#7. Joe Medwick
#8. Jim Bottomley
#9. Enos Slaughter
#10. Ken Boyer
No links, no pictures, no stats, no witty anecdotes.
Falling from #3/#4 (I was still undecided) down to #6 on my list of all-time Cardinals is former 1B Albert Pujols. For those of you who have been following my list, that bumps Ozzie Smith up to #5.
Mr. Pujols was in the top 5 in most Cardinal offensive categories of all-time. And for the first 10 years of his career, he was the face of the Cardinal franchise batting 0.299 with 30+ HR and 99+ RBI in each of these seasons. Many assumed and expected that he would finish his career as a Cardinal and supplant the great Stan Musial (more about him in a later post) as the greatest Cardinal of all-time. Today, that all ended when Mr. Pujols succumbed to the almighty dollar and took his talents to SoCal to play for the Los Angeles Angels of Anaheim in a 10 year, $254 million dollar contract.

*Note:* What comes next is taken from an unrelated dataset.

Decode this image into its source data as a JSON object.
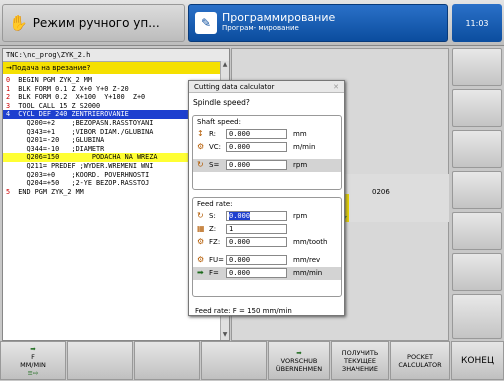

I understand that baseball is a business. I understand that the days of a player staying with one team his entire career are long gone. Yet, recently, I was given a glimmer of hope that maybe, perhaps by chance, that a brief return to days gone by had returned to St. Louis. Maybe, the Cardinals had found a throw back to yesteryear. Alas, those hopes were dashed today, and here I sit a naive fool for thinking that things could be different.
I don’t begrudge Mr. Pujols his money. If a team is foolish enough to give a near 32 year old player a guaranteed 10 year contact at those dollar amounts, then shame on them, not the player for taking it. In fact, I think the Cardinals offered too much.
My beef is that Mr. Pujols claimed he loved St. Louis, loved playing for the Cardinals and for the St. Louis fans, and wanted to finish his career as a Cardinal. I guess he loved an extra guaranteed year and around $3 million per year more.
I am sad and disappointed as what transpired – partially for the circumstances, partially at myself for thinking that things could be different.
While I am not a vindictive person and do not wish any ill will towards Mr. Pujols, I do hope he realizes very quickly what he gave up by leaving St. Louis. I hope that he sees that there is more to baseball than money and that what he gave up in St. Louis is worth a lot more then $3 million per year. And if the Angels don’t make the playoffs at all in the next 10 years, I won’t be too upset with that either.
Up next, #4 on my list.